Vermes acknowledged some of the differences between Jesus and the documented cases of Jewish divine men. In particular, he acknowledged the fact that Jesus’ primary technique for healing was exorcism, while the Hasidim simply prayed to God, and never performed exorcisms. But he felt nonetheless that Jesus is better viewed as a Hasid, a Jewish divine man.

This is an elegant solution that shows how Jesus could have performed magical acts without being a magician, but a higher-level being. Unfortunately, I think the category of magician is a better fit for Jesus. First, Jesus’ behavior has more in common with magicians than Hasidim. Jesus’ healing techniques are those of magicians – Hasidim never used them. In addition, Jesus used techniques he could pass on to his disciples. The Hasidim had no disciples. They were so beloved by God, that He answered their prayers. Hasidim had no techniques to pass on.

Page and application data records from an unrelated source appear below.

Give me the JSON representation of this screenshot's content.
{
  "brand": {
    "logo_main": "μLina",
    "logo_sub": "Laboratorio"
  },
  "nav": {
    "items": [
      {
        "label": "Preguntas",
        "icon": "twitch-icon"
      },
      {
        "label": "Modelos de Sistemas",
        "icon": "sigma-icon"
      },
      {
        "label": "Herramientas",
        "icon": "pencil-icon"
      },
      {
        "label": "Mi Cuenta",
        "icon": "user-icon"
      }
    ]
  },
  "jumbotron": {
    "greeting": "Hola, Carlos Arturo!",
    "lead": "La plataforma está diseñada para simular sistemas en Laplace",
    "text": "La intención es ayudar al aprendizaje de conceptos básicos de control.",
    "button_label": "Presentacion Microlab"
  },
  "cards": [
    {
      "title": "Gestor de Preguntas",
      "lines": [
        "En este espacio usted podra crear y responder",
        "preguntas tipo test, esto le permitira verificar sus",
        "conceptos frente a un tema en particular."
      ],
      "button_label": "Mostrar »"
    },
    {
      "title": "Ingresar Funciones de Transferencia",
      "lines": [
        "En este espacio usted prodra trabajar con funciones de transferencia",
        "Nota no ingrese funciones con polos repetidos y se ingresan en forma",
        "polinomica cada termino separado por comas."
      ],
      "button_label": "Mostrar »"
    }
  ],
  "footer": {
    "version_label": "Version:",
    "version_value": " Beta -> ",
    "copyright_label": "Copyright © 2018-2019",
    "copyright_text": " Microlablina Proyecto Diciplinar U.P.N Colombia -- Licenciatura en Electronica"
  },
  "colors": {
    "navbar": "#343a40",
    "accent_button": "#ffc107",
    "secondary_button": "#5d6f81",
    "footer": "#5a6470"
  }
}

Second, New Testament scholars ignore the matter of base rate or relative frequency. There were only a handful of “divine” Hasidim, but thousands of magicians. If you knew only that someone performed miraculous healings, and had no knowledge of how he did it, the odds are hundreds to one that the person was a magician rather than a Hasid. In the present case, Jesus not only behaves more like a magician, but a priori is far more likely to have been a magician than a Hasid. Rationally, you must consider him a magician and not a divine man, even while admitting the remote possibility you are wrong. Mr. Vermes, though no longer a priest, still revered Jesus, and strove to elevate him as much as possible, short of divinity. But if you are guided by reason rather than faith, you must categorize him as a magician rather than a Hasid or divine man.